Our faith and service to the Lord require discipline. This is the “narrow gate” that Jesus refers to in the Gospel. It is not simply enough to have good intentions, but the discipline is the proper execution of the good intentions to make it meaningful and life-giving. At first, it is not easy to do, but as we continue to “practice” what Jesus taught us, it will become part of us and will come naturally. We learn to improve and even acquire new skills on how to better serve our neighbor with love.
How active are we in showing love and respect consistently to the people around us? How disciplined am I in the practice of gratitude even in the smallest things in life? How disciplined am I in going the extra mile in service of others? In surrendering all our worries and anxieties to the Lord? The list can go on.
Jesus established His church to continue to provide that wisdom and instruction along with the sacraments to help us exercise our lived faith in a disciplined way. It is not enough to merely proclaim one’s self to be a pianist, going back to my earlier story, to play well. One has to have the discipline to acquire the skill to play a song. A song that is in tune with the rest of the musicians or singers (our community). A song that goes with the same rhythm as the conductor, the Divine Maestro, our Lord Jesus Christ.
Readings for the 21st Sunday
in Ordinary Time
Isaiah 66: 18-21
Psalm 117: 1-2
Hebrews 12: 5-7, 11-13
Luke 13: 22-30
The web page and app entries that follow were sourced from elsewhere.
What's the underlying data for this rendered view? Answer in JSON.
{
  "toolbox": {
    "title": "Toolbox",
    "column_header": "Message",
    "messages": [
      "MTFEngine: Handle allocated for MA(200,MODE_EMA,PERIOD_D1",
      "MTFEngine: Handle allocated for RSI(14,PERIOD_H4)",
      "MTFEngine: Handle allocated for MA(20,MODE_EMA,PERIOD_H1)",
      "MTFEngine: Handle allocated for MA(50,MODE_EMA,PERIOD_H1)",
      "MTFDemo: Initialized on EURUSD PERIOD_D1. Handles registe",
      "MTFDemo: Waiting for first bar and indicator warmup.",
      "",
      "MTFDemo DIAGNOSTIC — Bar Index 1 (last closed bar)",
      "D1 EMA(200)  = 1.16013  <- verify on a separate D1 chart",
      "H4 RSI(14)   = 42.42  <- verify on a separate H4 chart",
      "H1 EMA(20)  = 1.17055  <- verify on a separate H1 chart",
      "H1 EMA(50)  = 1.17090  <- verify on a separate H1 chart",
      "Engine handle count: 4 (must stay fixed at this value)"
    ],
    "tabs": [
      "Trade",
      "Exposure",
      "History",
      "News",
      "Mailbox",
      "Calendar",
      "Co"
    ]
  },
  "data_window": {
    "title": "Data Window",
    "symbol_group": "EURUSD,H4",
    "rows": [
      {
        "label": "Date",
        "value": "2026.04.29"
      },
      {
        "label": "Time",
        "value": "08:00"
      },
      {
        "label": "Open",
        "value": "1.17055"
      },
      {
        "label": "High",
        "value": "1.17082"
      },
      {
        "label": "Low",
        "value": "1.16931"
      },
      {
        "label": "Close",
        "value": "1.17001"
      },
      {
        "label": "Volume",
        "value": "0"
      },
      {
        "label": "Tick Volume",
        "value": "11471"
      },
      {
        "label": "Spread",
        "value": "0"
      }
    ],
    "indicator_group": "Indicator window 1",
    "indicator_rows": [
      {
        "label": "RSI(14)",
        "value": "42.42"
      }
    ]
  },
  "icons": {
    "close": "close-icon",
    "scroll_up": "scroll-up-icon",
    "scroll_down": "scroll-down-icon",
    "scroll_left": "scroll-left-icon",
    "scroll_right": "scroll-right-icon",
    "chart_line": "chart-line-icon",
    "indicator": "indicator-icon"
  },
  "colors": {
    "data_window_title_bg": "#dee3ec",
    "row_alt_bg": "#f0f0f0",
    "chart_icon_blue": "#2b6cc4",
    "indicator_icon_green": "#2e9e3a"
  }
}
Father Longalong is the pastor of Our Lady of Lourdes, Queens Village, and coordinator of the Ministry to Filipino Immigrants.